Hello again after a looooooooong break! It has been a while since the last of what I would call my regular posts. There has been a bit of shifting with my time as my business has grown busier (no complaints) and I’ve been trying to catch up. At the end of the day I was feeling exhausted thinking about writing on my blog and at the same time, I got a bit overwhelmed by all of the social media options available.
Lately, I’ve been thinking more and more about my blog and wanting to share like I used to. So, this post is going to be a long one because there is a lot to catch up with.
France (last year’s visit)
I sort of visited France for the first time last year. What got me there? I took a class with the wonderful Heidi Greb. I remember watching a couple of videos on Youtube a few years ago where Heidi talked about her work and her technique. I was very much intrigued and thinking about it on and off for years, and wanting badly to take a workshop with her until one day I saw on FB an announcement about a felting workshop with Heidi. I don’t remember hesitating much before signing up, except that the only thing was that the class was going to be held in France! I thought: Maybe this is the time to visit France for the first time.
So, I gathered all my materials, my tools, and a few garments, and I flew to Toulouse.
The short time that I was there for the class was well spent. Even though the class was held in French, I was able to understand well enough what she was teaching, and Heidi was very nice and patient to make a pause from time to time to explain it to me in English.
During the class we also took a few breaks in between and visited the Niaux Caves and an old mill.
The cave’s paintings left a big impression on me. It made me reflect on the time, and also, about the ability to stand in front of a wall, thousands of years later, on the same spot, and witness the same artwork created back in Paleolithic times. Believe me, it gives you a sort of chill in the back of your head. The strokes of the drawings seem so simple at the first, but when you look closely at the details, the artists had the sophisticated eye to use the natural lines of the rocks to make the shape of an animal. Some paintings have only the lines of the head drawn, followed by a natural crack in the rock with the shadows indicating to your brain and eyes that there is the rest of the body perfectly shaped!
The visit to the mill was so much fun!
Sadly, it hasn’t been operating for a while, but there is a team of people, the Sibada Laines Association, working hard on making the mill operable again. There is a campaign created to raise the funds needed to make this happen.
We were able to walk inside and explore as long as we wanted.
On the way back to our place, we also encountered hundreds of sheep all marked with a blue heart crossing the road. We had to stop and wait a few minutes before we could continue, but it was fun to watch and listen to the cacophony of sounds of a combination of the bells and baaas.
There are two breeds from this area that I kept hearing about, the Merino d’Arles and Tarasconnaise Merino.
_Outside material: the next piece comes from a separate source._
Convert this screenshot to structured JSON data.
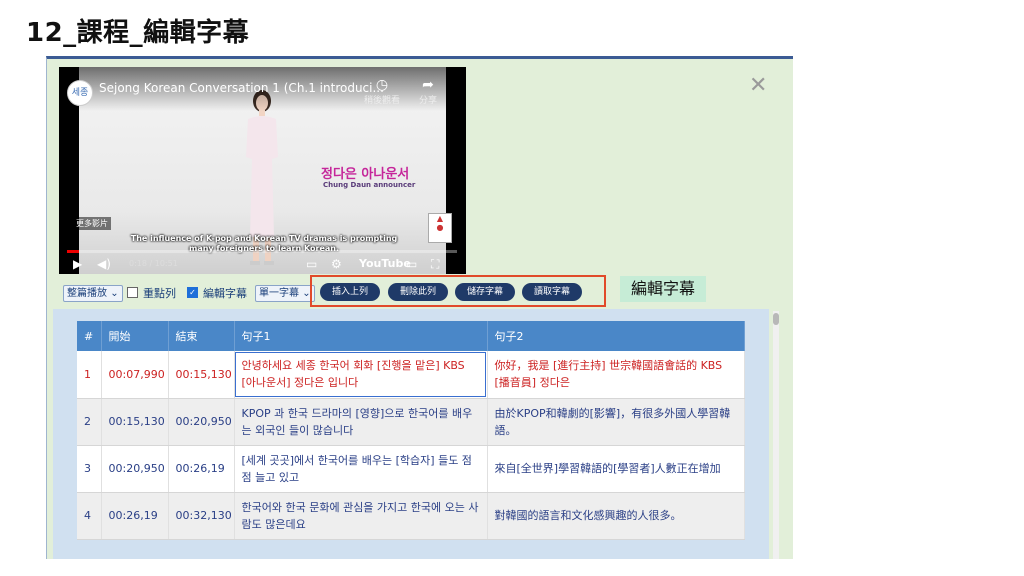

You can click on the names to redirect you to more information if you want to learn more about these breeds. I was able to buy a batt of the latter at the store next to the mill and I’ve been using it in my felting. The Tarrasconnaise felts fast and it is very soft.